STEP 6: Educate family and friends:
Remember, family and friends are just as new to a food allergy as you are.
Take the time to share this article with family and friends so they can better understand your action plan.
Allow family to practice with the demo EpiPen and other auto-injectors.
Share your restaurant plan so they can help understand the plan when you are visiting.
Share stories you have read about what has happened to other children that have been exposed to food allergies.
Remind parents and family members where EpiPens are located by hanging signs:
on the door in the house
on your car steering wheel
above your alarm
on the cabinet where EpiPens are kept
Step 5: Going to school with a peanut allergy
It is difficult for caregivers to remember no nuts when it is not their daily practice.
Because of this, I wanted to pick a nut-free environment for my child to attend preschool. I wanted to rest assured knowing that he was in an environment where everyone in the building was on board to keep the school nut-free.
Because we read every label for shared equipment and factory, I also offered to:
Always provide my child with his own snack.
Provide all food for cooking classes. The honest truth, is that this was a LOT of work for me, especially from a financial standpoint. However, I reminded myself the importance of what I was doing to keep my child safe. Some parents are room moms, some write checks for supplies, others donate their time in the classroom. For me, I provided the food for cooking lessons.
Food allergy and public school:
Our public school is not nut-free.
My child will be entering into an environment that can potentially be life-threatening. Am I terrified? YES. Here’s how we prepared for the transition.
We’ve practiced best food practices.
We made an allergist appointment to discuss our current allergy plan.
I called the school to discuss best teacher placement for my rising Kindergartener.

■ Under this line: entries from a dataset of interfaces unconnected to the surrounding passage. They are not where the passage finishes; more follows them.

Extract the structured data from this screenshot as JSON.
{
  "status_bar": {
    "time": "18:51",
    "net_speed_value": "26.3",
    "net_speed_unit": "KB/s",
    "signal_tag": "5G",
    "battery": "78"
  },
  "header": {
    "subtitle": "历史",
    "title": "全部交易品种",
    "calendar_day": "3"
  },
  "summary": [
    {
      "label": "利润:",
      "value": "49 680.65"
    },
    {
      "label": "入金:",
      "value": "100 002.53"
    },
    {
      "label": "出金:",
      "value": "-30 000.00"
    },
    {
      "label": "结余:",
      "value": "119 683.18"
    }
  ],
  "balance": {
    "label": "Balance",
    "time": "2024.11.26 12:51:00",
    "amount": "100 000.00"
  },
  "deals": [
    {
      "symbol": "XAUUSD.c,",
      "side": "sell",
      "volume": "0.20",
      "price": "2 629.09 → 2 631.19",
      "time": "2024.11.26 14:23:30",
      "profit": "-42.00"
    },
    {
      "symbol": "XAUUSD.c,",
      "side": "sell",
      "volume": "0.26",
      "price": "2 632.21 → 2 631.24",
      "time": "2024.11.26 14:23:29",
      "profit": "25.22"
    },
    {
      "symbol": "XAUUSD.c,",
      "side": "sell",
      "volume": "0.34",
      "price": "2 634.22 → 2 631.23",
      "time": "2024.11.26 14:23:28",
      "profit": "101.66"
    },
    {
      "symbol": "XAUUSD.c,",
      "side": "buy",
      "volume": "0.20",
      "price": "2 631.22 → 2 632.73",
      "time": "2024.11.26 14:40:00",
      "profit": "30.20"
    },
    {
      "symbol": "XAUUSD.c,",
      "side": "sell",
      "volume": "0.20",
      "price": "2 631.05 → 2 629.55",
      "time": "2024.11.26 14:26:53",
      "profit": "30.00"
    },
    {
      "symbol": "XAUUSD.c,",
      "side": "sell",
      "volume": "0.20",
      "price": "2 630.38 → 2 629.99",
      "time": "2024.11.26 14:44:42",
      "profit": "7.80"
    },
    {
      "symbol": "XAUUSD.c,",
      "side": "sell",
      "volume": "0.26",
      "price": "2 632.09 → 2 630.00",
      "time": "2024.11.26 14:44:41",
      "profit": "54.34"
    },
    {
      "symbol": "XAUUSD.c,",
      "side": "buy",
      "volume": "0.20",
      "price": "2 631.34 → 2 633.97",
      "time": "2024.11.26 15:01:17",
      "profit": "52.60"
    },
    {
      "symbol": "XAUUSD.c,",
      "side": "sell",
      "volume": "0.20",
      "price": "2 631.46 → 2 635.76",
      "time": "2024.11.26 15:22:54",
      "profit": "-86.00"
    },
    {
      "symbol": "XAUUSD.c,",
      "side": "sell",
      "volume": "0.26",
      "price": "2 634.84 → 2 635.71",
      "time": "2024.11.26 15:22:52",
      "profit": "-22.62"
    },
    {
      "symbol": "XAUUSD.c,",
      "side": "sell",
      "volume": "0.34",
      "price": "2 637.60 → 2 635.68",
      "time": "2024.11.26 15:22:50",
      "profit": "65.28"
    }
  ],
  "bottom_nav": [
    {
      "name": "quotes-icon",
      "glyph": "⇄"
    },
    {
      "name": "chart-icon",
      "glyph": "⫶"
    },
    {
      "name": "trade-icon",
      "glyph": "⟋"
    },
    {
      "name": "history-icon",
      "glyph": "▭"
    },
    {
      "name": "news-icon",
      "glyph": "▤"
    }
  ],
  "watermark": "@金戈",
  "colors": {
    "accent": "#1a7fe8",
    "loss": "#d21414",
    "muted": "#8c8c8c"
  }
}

I met with the teacher and district nurse prior to the first day of school.
I completed a 504 plan.
I asked if I can keep EpiPen in the backpack.
I completed an allergy action plan and discussed withe the teacher and district nurse.
I talked with my Kindergartener about his allergy plan. We discussed how class snack will go, and how he can navigate the lunchroom. He is only allowed to eat food from his lunchbox.
I created a poster with my child’s picture and food allergy to hand out to teachers, bus driver, and staff. Below is a modified version for you to print and write on at home.
Food Allergies Awareness
Food allergy awareness is catching on and some companies are trying to become more knowledgeable on how to label boxes.
However, we never let our guard down and are constantly reading labels.
If we are unsure, we do not eat it.
I am constantly reminded by other food allergy moms that misreading labels have lead to a reaction.
Above all, when feeling overwhelmed, remember this:
Food allergies limit what you can eat. Not what you can do.
Remind your child this, just as you may do a self-affirmation.